Work to be completed
Could you copy every line of the data that contains the word "value"?

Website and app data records
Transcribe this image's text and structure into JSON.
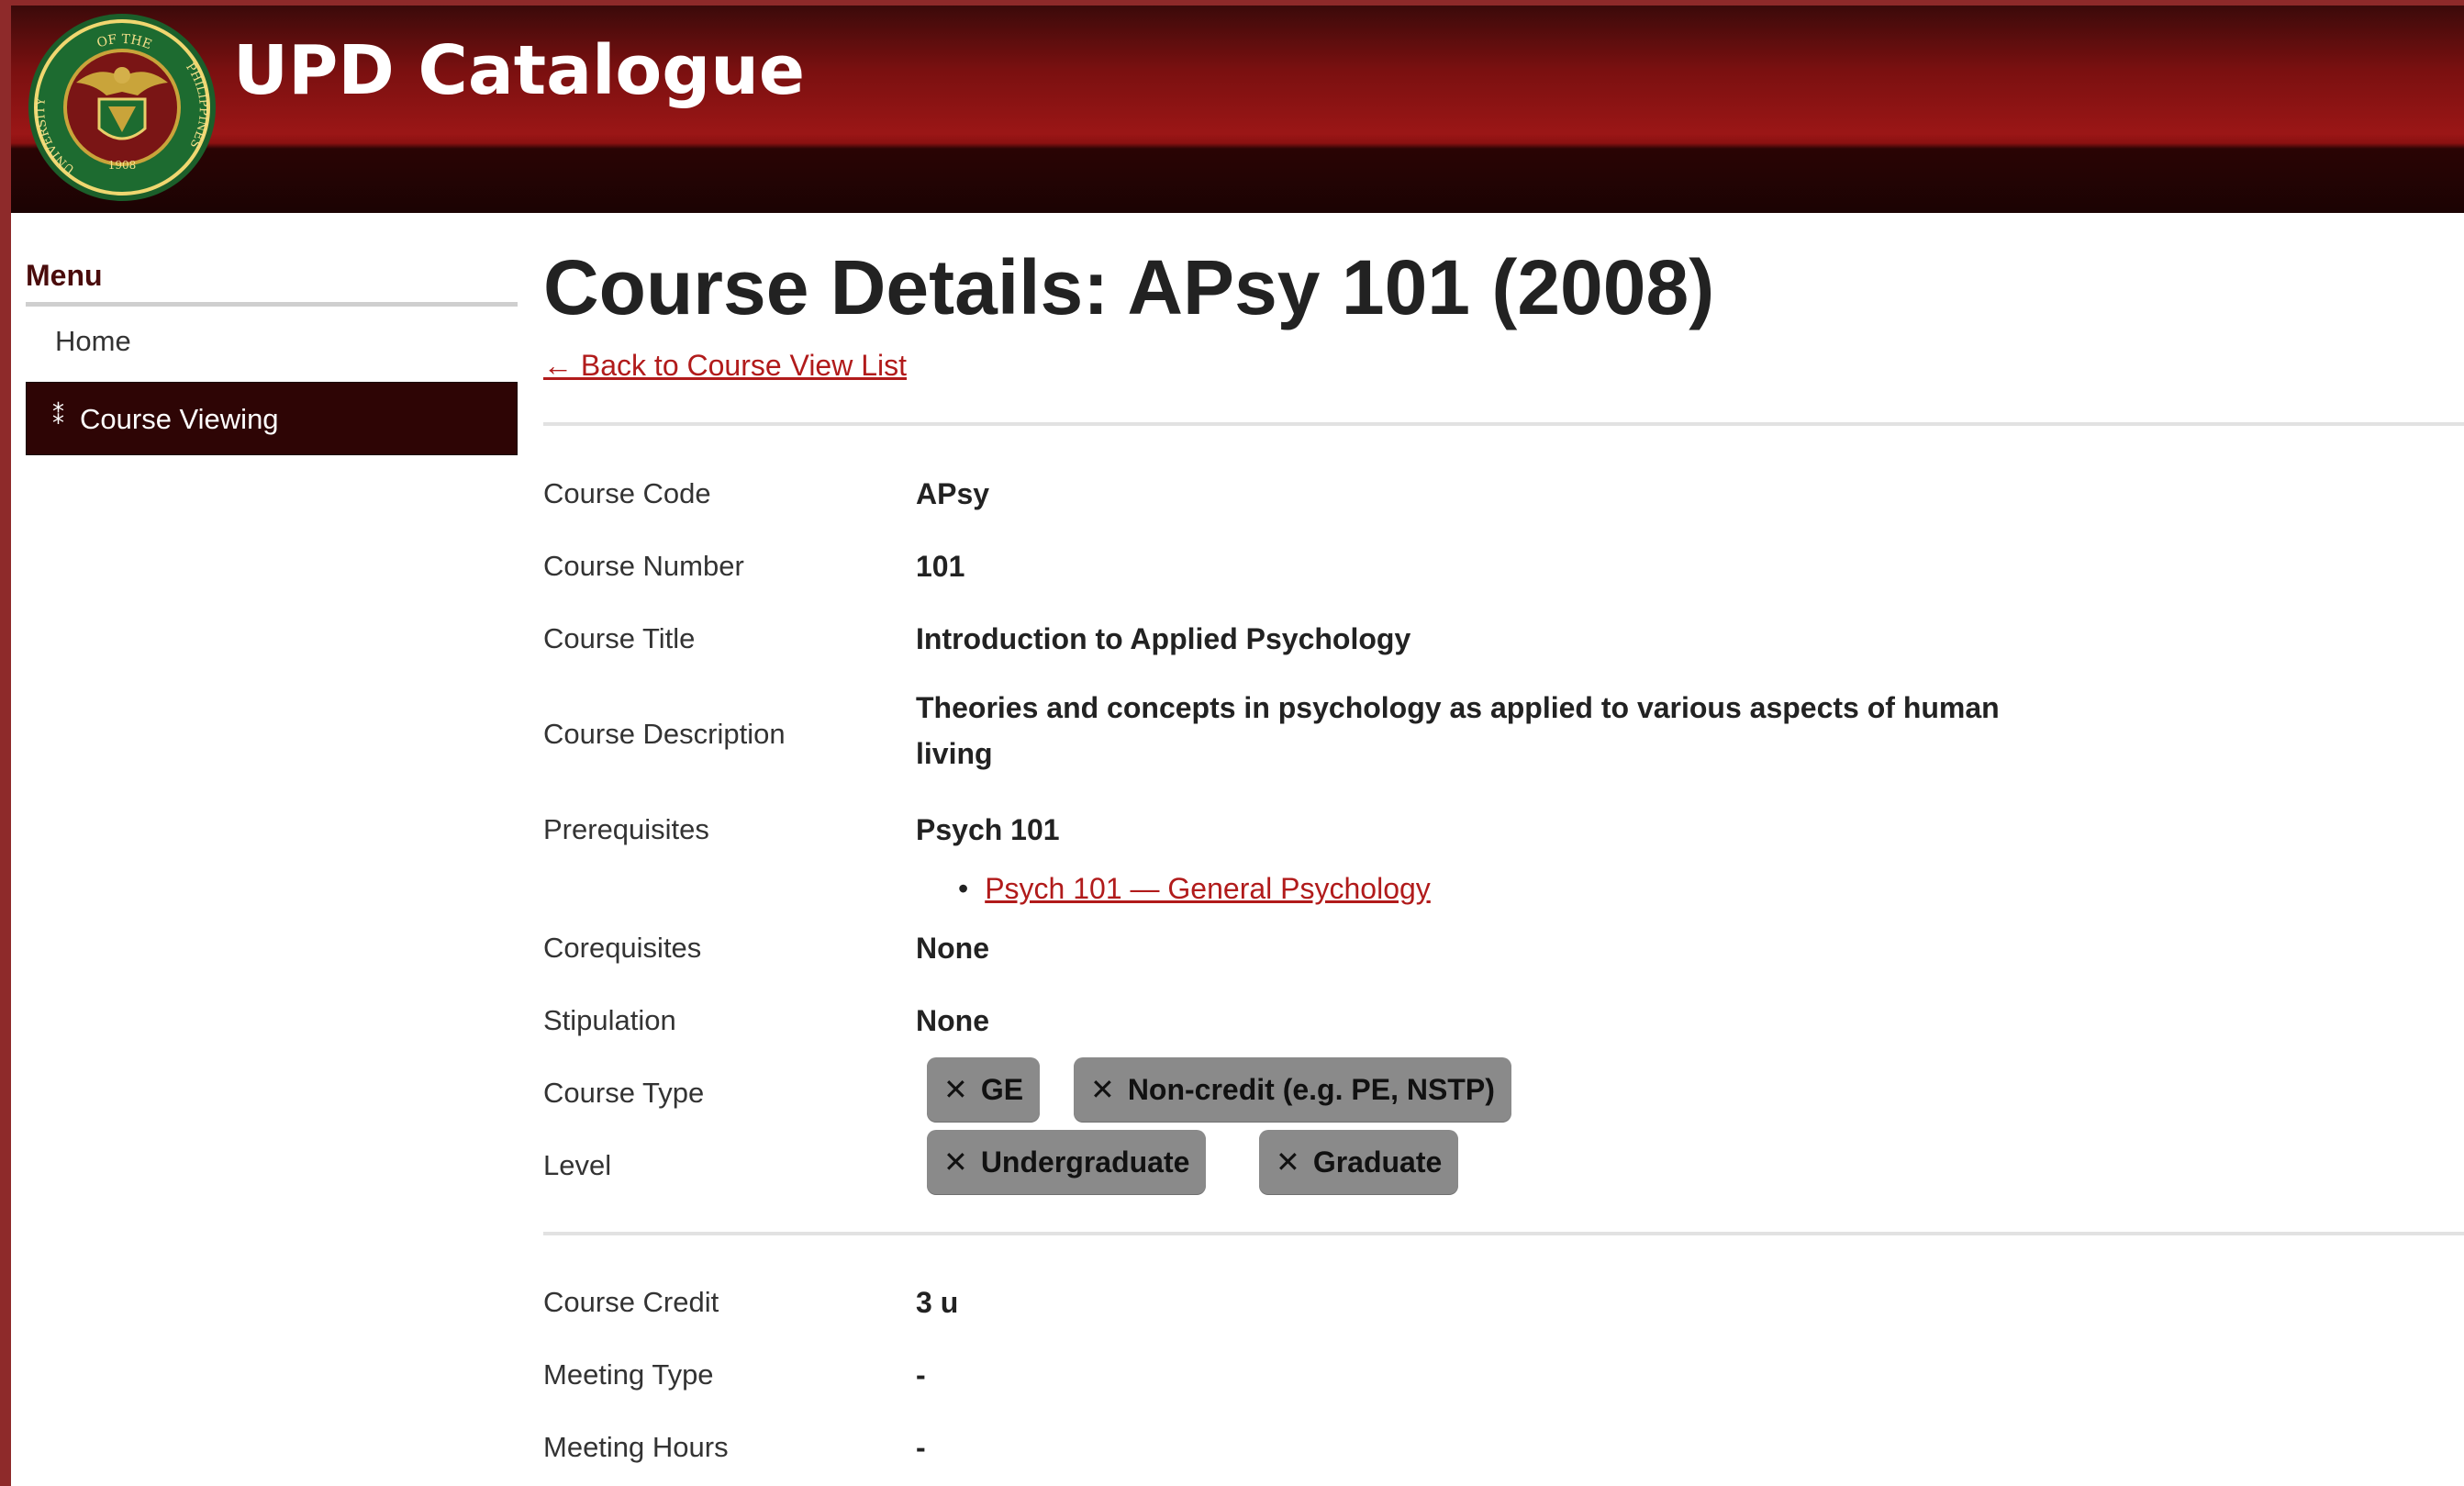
{
  "header": {
    "app_title": "UPD Catalogue",
    "seal": {
      "top_text": "OF THE",
      "left_text": "UNIVERSITY",
      "right_text": "PHILIPPINES",
      "year": "1908"
    }
  },
  "sidebar": {
    "heading": "Menu",
    "items": [
      {
        "label": "Home",
        "active": false
      },
      {
        "label": "Course Viewing",
        "active": true
      }
    ]
  },
  "main": {
    "title": "Course Details:  APsy 101 (2008)",
    "back_link": "← Back to Course View List",
    "fields": {
      "course_code": {
        "label": "Course Code",
        "value": "APsy"
      },
      "course_number": {
        "label": "Course Number",
        "value": "101"
      },
      "course_title": {
        "label": "Course Title",
        "value": "Introduction to Applied Psychology"
      },
      "course_description": {
        "label": "Course Description",
        "value": "Theories and concepts in psychology as applied to various aspects of human living"
      },
      "prerequisites": {
        "label": "Prerequisites",
        "value": "Psych 101",
        "links": [
          "Psych 101 — General Psychology"
        ]
      },
      "corequisites": {
        "label": "Corequisites",
        "value": "None"
      },
      "stipulation": {
        "label": "Stipulation",
        "value": "None"
      },
      "course_type": {
        "label": "Course Type",
        "chips": [
          "GE",
          "Non-credit (e.g. PE, NSTP)"
        ]
      },
      "level": {
        "label": "Level",
        "chips": [
          "Undergraduate",
          "Graduate"
        ]
      },
      "course_credit": {
        "label": "Course Credit",
        "value": "3 u"
      },
      "meeting_type": {
        "label": "Meeting Type",
        "value": "-"
      },
      "meeting_hours": {
        "label": "Meeting Hours",
        "value": "-"
      }
    }
  },
  "colors": {
    "brand_dark": "#2e0505",
    "brand_red": "#9b1616",
    "link": "#b11b1b",
    "chip_bg": "#8a8a8a",
    "outer_frame": "#8e2a2a"
  },
  "icons": {
    "seal": "university-seal-icon",
    "chevron": "double-chevron-icon",
    "remove": "x-icon"
  }
}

Output
        "value": "APsy"
        "value": "101"
        "value": "Introduction to Applied Psychology"
        "value": "Theories and concepts in psychology as applied to various aspects of human living"
        "value": "Psych 101",
        "value": "None"
        "value": "None"
        "value": "3 u"
        "value": "-"
        "value": "-"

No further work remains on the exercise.